This type of metastasis may occur in at least some human cancers and, given that the cells doing the seeding have already jumped some of the major hurdles on the road to becoming a fully malignant tumour, may contribute to the aggressiveness of some cancers. This process could also occur even after a primary tumour has been surgically removed, giving a second mechanism for tumour recurrence in addition to incomplete removal of a primary tumour. There is, however, no conclusive evidence that this occurs in humans and it is a very difficult phenomenon to tackle experimentally.
Cancers are, of course, abnormal growths of cells and their damaging effects on the tissues they grow in can kill in a direct way. Thus, colon cancers, other tumours in the gastrointestinal tract and also ovarian carcinomas can obstruct the bowel, which would be fatal without surgical intervention. Similarly, lung tumours can be fatal if they block lung function (Fig. 2) and anaplastic thyroid tumours can, in effect, cause strangulation.
2. Metastatic tumour in mouse lung and the protective effect of combretastatin.
A variant on this theme is contributed by leukaemias that result in a huge excess of white cells over red cells that so increases the viscosity of blood that circulation is drastically impaired. In general, however, human beings are remarkably resilient to organ damage. We can manage with half a kidney and if we lose two-thirds of our liver it will regenerate itself. It is therefore rare for cancer fatalities to be due to organ failure. Death is usually caused by secondary effects: principally infection. Cancer patients generally become increasingly susceptible to infection due to the decreased efficiency of their immune systems. Tumours that damage the walls of tissues can also increase vulnerability to infection. The agents are common bacteria (e.g. E. coli, Pseudomonas), which can overwhelm the host even with antibiotic treatment, but fungi are also significant contributors. Tumours can also cause damage to blood vessels, leading to haemorrhage, particularly in the liver.
About 40% of cancer deaths occur from malnutrition – a general condition of starvation and debilitation called cachexia (wasting syndrome) that develops in many other chronic diseases. Cancer cachexia is not understood and there are no satisfactory therapeutic treatments. Both chemotherapy and radiation therapy can also induce cachexia, and weight loss, in turn, reduces the efficacy of chemotherapy. Metastases may also suppress the immune system, e.g. if they are in the bone marrow or if in the brain, raised intracranial pressure.

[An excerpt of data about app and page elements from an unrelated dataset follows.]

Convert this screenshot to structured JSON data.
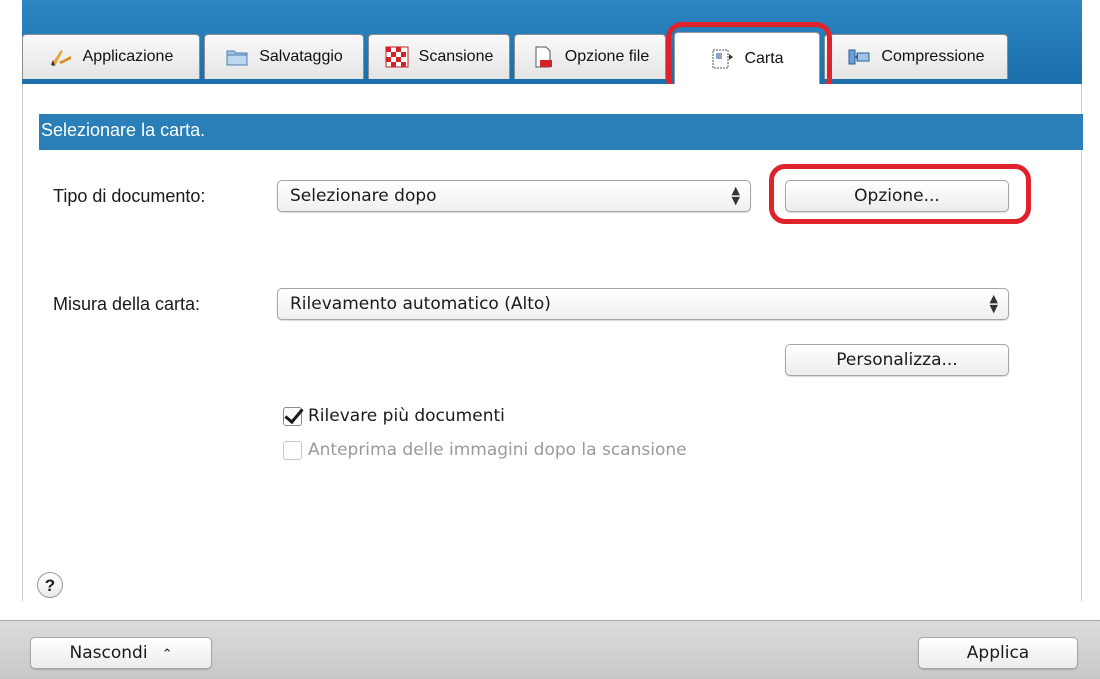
{
  "tabs": [
    {
      "label": "Applicazione",
      "icon": "pencil-icon"
    },
    {
      "label": "Salvataggio",
      "icon": "folder-icon"
    },
    {
      "label": "Scansione",
      "icon": "checker-icon"
    },
    {
      "label": "Opzione file",
      "icon": "file-icon"
    },
    {
      "label": "Carta",
      "icon": "paper-icon"
    },
    {
      "label": "Compressione",
      "icon": "compress-icon"
    }
  ],
  "section_title": "Selezionare la carta.",
  "document_type": {
    "label": "Tipo di documento:",
    "value": "Selezionare dopo",
    "option_button": "Opzione..."
  },
  "paper_size": {
    "label": "Misura della carta:",
    "value": "Rilevamento automatico (Alto)",
    "custom_button": "Personalizza..."
  },
  "checkboxes": {
    "multifeed": {
      "label": "Rilevare più documenti",
      "checked": true
    },
    "preview": {
      "label": "Anteprima delle immagini dopo la scansione",
      "checked": false,
      "enabled": false
    }
  },
  "help_label": "?",
  "bottom": {
    "hide_button": "Nascondi",
    "apply_button": "Applica"
  },
  "colors": {
    "accent_blue": "#2a7fb8",
    "highlight_red": "#e0222c"
  }
}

Tumour development is a complex process driven by multiple mutations and also by contributions from neighbouring host cells. Despite this complexity, the basic changes associated with the conversion from normal to tumour cell can be simply summarised (see key points below). In essence, these reduce their dependence on environmental cues, avoid mechanisms that eliminate abnormal cells and recruit host cells to enable them to survive and spread to secondary sites. These remarkable achievements derive from the type of driver mutatios. In particular, constitutively activated RTKs promote proliferation independent of extracellular signals, and loss of function of key tumour suppressors (p53 and RB1) circumvents the central defence systems that protect against cancer. As these complex interactions are gradually unveiled they offer an increasing range of targets for therapeutic intervention.